The most important factor to look out for when choosing a sharpener for Japanese style knives is that you have control over which side of the blade you are sharpening. If the sharpener automatically sharpens both edges of the blade, you will clearly ruin your knife.
As we have already mentioned, Japanese knives are generally made from harder steel than western knives. This allows for the edges to hold sharper for longer.
While the blade is able to withstand wear and tear to a greater degree than western knives, the harder steel can be brittle. It is imperative that you use the correct type of Japanese knife for individual tasks.
Whereas a western chef’s knife may be able to cut through a chicken bone, doing so with a Japanese chef’s knife could see you ruin the edge.
Japanese style knives also differ in that the shape of the blade is very rarely curved. Being long and straight, you should be careful to check that any knife sharpener you buy can efficiently sharpen knives of this shape.

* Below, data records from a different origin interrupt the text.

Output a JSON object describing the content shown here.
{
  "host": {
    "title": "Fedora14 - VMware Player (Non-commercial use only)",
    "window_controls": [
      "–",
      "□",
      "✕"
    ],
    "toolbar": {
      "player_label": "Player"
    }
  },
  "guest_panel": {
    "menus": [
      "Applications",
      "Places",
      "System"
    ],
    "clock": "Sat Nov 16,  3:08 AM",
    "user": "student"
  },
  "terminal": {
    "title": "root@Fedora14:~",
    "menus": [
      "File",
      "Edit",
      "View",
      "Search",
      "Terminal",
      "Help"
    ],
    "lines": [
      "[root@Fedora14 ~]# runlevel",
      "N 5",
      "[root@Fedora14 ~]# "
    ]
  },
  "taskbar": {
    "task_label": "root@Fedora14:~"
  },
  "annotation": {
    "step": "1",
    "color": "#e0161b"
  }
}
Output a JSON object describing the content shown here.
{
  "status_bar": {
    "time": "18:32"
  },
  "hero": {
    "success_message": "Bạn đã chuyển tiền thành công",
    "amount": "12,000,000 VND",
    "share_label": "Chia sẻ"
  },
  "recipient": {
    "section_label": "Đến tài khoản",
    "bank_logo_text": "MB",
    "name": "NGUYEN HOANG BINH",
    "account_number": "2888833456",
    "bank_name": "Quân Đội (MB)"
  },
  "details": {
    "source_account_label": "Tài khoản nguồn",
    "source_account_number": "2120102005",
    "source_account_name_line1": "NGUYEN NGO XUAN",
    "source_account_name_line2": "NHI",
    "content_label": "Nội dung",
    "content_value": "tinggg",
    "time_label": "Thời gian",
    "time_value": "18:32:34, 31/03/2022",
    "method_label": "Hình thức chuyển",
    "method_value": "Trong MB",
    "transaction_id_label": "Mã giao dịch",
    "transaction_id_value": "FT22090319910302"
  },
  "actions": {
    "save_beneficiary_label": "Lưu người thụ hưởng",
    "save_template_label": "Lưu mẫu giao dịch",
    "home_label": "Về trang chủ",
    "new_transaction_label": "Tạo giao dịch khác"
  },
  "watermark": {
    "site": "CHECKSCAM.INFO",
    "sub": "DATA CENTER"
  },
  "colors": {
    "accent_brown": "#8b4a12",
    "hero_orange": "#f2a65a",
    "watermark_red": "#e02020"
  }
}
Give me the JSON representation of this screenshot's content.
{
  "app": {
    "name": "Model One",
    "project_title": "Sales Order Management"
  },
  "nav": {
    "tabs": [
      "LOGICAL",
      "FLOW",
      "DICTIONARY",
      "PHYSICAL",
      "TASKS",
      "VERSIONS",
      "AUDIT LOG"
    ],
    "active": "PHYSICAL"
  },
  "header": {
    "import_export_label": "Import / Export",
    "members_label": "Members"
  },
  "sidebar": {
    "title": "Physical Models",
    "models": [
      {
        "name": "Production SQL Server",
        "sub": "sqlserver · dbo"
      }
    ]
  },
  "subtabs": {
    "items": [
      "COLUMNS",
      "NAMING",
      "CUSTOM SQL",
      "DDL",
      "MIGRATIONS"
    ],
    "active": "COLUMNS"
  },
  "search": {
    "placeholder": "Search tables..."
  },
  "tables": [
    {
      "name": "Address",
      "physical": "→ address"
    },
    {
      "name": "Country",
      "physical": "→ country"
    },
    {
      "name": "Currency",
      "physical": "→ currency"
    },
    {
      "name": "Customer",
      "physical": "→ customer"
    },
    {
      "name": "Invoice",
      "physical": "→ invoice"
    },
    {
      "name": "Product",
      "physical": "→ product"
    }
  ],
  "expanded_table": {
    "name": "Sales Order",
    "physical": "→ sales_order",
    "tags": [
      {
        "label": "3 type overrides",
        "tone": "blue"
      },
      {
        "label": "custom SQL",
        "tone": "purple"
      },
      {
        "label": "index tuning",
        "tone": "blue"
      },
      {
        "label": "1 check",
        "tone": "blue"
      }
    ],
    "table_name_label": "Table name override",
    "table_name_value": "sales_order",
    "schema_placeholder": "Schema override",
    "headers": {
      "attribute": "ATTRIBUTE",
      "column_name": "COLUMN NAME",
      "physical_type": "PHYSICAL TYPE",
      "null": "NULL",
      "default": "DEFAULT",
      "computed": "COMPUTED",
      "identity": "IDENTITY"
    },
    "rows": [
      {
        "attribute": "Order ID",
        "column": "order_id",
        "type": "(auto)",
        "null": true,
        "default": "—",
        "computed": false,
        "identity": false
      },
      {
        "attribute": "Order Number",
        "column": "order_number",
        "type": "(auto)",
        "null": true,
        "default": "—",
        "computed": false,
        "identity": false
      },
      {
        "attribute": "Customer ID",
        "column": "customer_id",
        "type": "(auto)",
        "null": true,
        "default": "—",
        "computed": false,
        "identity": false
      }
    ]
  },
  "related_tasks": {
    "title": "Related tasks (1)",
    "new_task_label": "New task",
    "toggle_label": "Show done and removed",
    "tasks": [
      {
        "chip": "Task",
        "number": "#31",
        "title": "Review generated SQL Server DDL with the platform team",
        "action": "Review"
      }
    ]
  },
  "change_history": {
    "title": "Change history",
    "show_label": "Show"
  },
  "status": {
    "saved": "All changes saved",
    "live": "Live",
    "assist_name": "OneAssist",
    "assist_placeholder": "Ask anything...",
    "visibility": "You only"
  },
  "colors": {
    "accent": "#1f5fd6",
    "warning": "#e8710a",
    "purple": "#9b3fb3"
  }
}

Our Top Pick Japanese Chef’s Knife in 2016
We’re a big fan of the Yoshihiro range of kitchen knives here at Sharpen-up. (You can read our in depth look at some of the best Yoshihiro knives here). The company expertly combines top quality craftmanship with an aesthetic beauty that really sets them apart from other Japanese knife manufacturers.
With that in mind, it is almost a natural choice for the Yoshihiro VG10 16 Layers Hammered Damascus Gyuto Japanese Chefs Knife to get our top pick for 2016.
You can pay crazy money for a top of the range Yoshihiro knife, however the 16 layered Damascus is a lot more budget friendly. Furthermore, the design quality has not been compromised as this is not a mass produced instrument. Each individual knife is handcrafted by skilled Japanese knife-smiths.
So what are you getting for your money?
The Gyuto Japanese Chefs Knife is forged using a 3 layer construction. Quality VG-10 Japanese stainless steel is used for the center core with a HRC 60 edge providing professional level sharpness, edge retention, and durability.
The aesthetic beauty of a knife of this calibre stems from the elegant 16 layer hammered outer steel. Not only does this look the part with the intricate pattern that it creates along the blade, the design also eliminates friction and stops food from sticking to the knife.
This attention to detail continues through to the handle, where premium mahogany is used in a full tang construction. The end result is a wonderfully balanced Japanese chef’s knife that is a dream to use.
If you are in the market for a top quality Japanese chef’s knife that won’t break the bank, your search ends here.